The Giant's Shoulders #10

Every scientist stands on the shoulders of giants as they add just a little bit more to what their intellectual forbears had achieved in science. In the same vein and as the host for the April edition of The Giant's Shoulders, I stand on the shoulders of the previous giant (singular), The Evilutionary Biologist, where I link to blog posts talking about classic papers in science and important people or concepts in the history of science. And Curving Normality will be the next host in May.

Call for posts for the Giant's Shoulders

Stochastic Scribbles will be hosting the April edition of The Giant's Shoulders, a blog carnival which is described as:

“The Giant’s Shoulders” is a monthly science blogging event, in which authors are invited to submit posts on “classic” scientific papers. Submissions are due on the fifteenth of each month, and entries will be aggregated and linked to on the host blog of the month.

Email any submissions with a link and a short description to 19741029@chungyc.org, which is an email address that will continue to exist until April 15.

Launch of Galaxy Zoo 2

The new and improved version of Galaxy Zoo has just been launched! You can yet again look at pretty pictures of galaxies, and even more importantly, you can contribute to actual science by inspecting the galaxies and classifying them according to a small set of features. With more features to classify and a higher rate of pretty galaxies to look at, it looks like it's going to be an even better experience than with the original Galaxy Zoo, not to mention the better science that could result.

A look at a year of blogging

With the end of the first year that I have begun blogging on Stochastic Scribbles, this seems to be a good time to take a retrospective look at what I wrote about and list the more major posts. Given my interest in science, it's no surprise that a lot of the articles are about astronomy and physics. A lot of them were about spacecraft or astronomical discoveries in the news, but there were also a few introductory science articles on things that I found interesting or had wondered about.

Continue reading "A look at a year of blogging"

Dinosaurs: Before They Were Fuels

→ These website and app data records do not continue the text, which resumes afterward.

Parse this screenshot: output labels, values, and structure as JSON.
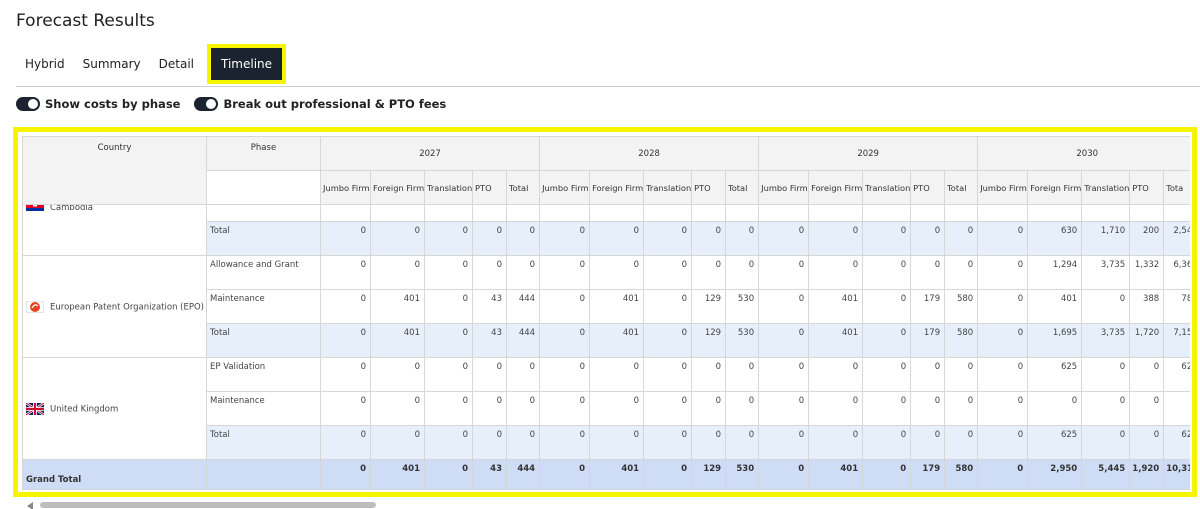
{
  "page": {
    "title": "Forecast Results"
  },
  "tabs": [
    {
      "label": "Hybrid"
    },
    {
      "label": "Summary"
    },
    {
      "label": "Detail"
    },
    {
      "label": "Timeline"
    }
  ],
  "toggles": [
    {
      "label": "Show costs by phase",
      "on": true
    },
    {
      "label": "Break out professional & PTO fees",
      "on": true
    }
  ],
  "table": {
    "col_country": "Country",
    "col_phase": "Phase",
    "years": [
      "2027",
      "2028",
      "2029",
      "2030"
    ],
    "subcols": [
      "Jumbo Firm",
      "Foreign Firm",
      "Translation",
      "PTO",
      "Total"
    ],
    "last_subcol_visible": "Tota",
    "rows": [
      {
        "country": "Cambodia",
        "country_visible": "Cambodia",
        "flag": "cambodia-flag",
        "phase": "",
        "vals": [
          "",
          "",
          "",
          "",
          "",
          "",
          "",
          "",
          "",
          "",
          "",
          "",
          "",
          "",
          "",
          "",
          "",
          "",
          "",
          ""
        ],
        "kind": "cut"
      },
      {
        "country": "",
        "phase": "Total",
        "kind": "total",
        "vals": [
          "0",
          "0",
          "0",
          "0",
          "0",
          "0",
          "0",
          "0",
          "0",
          "0",
          "0",
          "0",
          "0",
          "0",
          "0",
          "0",
          "630",
          "1,710",
          "200",
          "2,54"
        ]
      },
      {
        "country": "European Patent Organization (EPO)",
        "flag": "epo-flag",
        "phase": "Allowance and Grant",
        "kind": "data",
        "vals": [
          "0",
          "0",
          "0",
          "0",
          "0",
          "0",
          "0",
          "0",
          "0",
          "0",
          "0",
          "0",
          "0",
          "0",
          "0",
          "0",
          "1,294",
          "3,735",
          "1,332",
          "6,36"
        ]
      },
      {
        "country": "",
        "phase": "Maintenance",
        "kind": "data",
        "vals": [
          "0",
          "401",
          "0",
          "43",
          "444",
          "0",
          "401",
          "0",
          "129",
          "530",
          "0",
          "401",
          "0",
          "179",
          "580",
          "0",
          "401",
          "0",
          "388",
          "78"
        ]
      },
      {
        "country": "",
        "phase": "Total",
        "kind": "total",
        "vals": [
          "0",
          "401",
          "0",
          "43",
          "444",
          "0",
          "401",
          "0",
          "129",
          "530",
          "0",
          "401",
          "0",
          "179",
          "580",
          "0",
          "1,695",
          "3,735",
          "1,720",
          "7,15"
        ]
      },
      {
        "country": "United Kingdom",
        "flag": "uk-flag",
        "phase": "EP Validation",
        "kind": "data",
        "vals": [
          "0",
          "0",
          "0",
          "0",
          "0",
          "0",
          "0",
          "0",
          "0",
          "0",
          "0",
          "0",
          "0",
          "0",
          "0",
          "0",
          "625",
          "0",
          "0",
          "62"
        ]
      },
      {
        "country": "",
        "phase": "Maintenance",
        "kind": "data",
        "vals": [
          "0",
          "0",
          "0",
          "0",
          "0",
          "0",
          "0",
          "0",
          "0",
          "0",
          "0",
          "0",
          "0",
          "0",
          "0",
          "0",
          "0",
          "0",
          "0",
          ""
        ]
      },
      {
        "country": "",
        "phase": "Total",
        "kind": "total",
        "vals": [
          "0",
          "0",
          "0",
          "0",
          "0",
          "0",
          "0",
          "0",
          "0",
          "0",
          "0",
          "0",
          "0",
          "0",
          "0",
          "0",
          "625",
          "0",
          "0",
          "62"
        ]
      }
    ],
    "grand_total": {
      "label": "Grand Total",
      "vals": [
        "0",
        "401",
        "0",
        "43",
        "444",
        "0",
        "401",
        "0",
        "129",
        "530",
        "0",
        "401",
        "0",
        "179",
        "580",
        "0",
        "2,950",
        "5,445",
        "1,920",
        "10,31"
      ]
    }
  },
  "colors": {
    "accent_dark": "#1b2330",
    "highlight": "#f5f500",
    "total_row": "#e7effb",
    "grand_row": "#cfdcf5"
  }
}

It is the rare boy who hasn't been in love with dinosaurs. I still have a fondness for dinosaurs, but I haven't been keeping up with the news, given how much is coming out concerning dinosaurs from their over a hundred millions of years of existence. So I find the video podcast Dinosaurs: Before They Were Fuels to be a nice way to hear about dinosaurs. It's a light-hearted and light-weight way to keep up with current news about dinosaurs, which is a good thing considering all of the other stuff that gobbles up my time.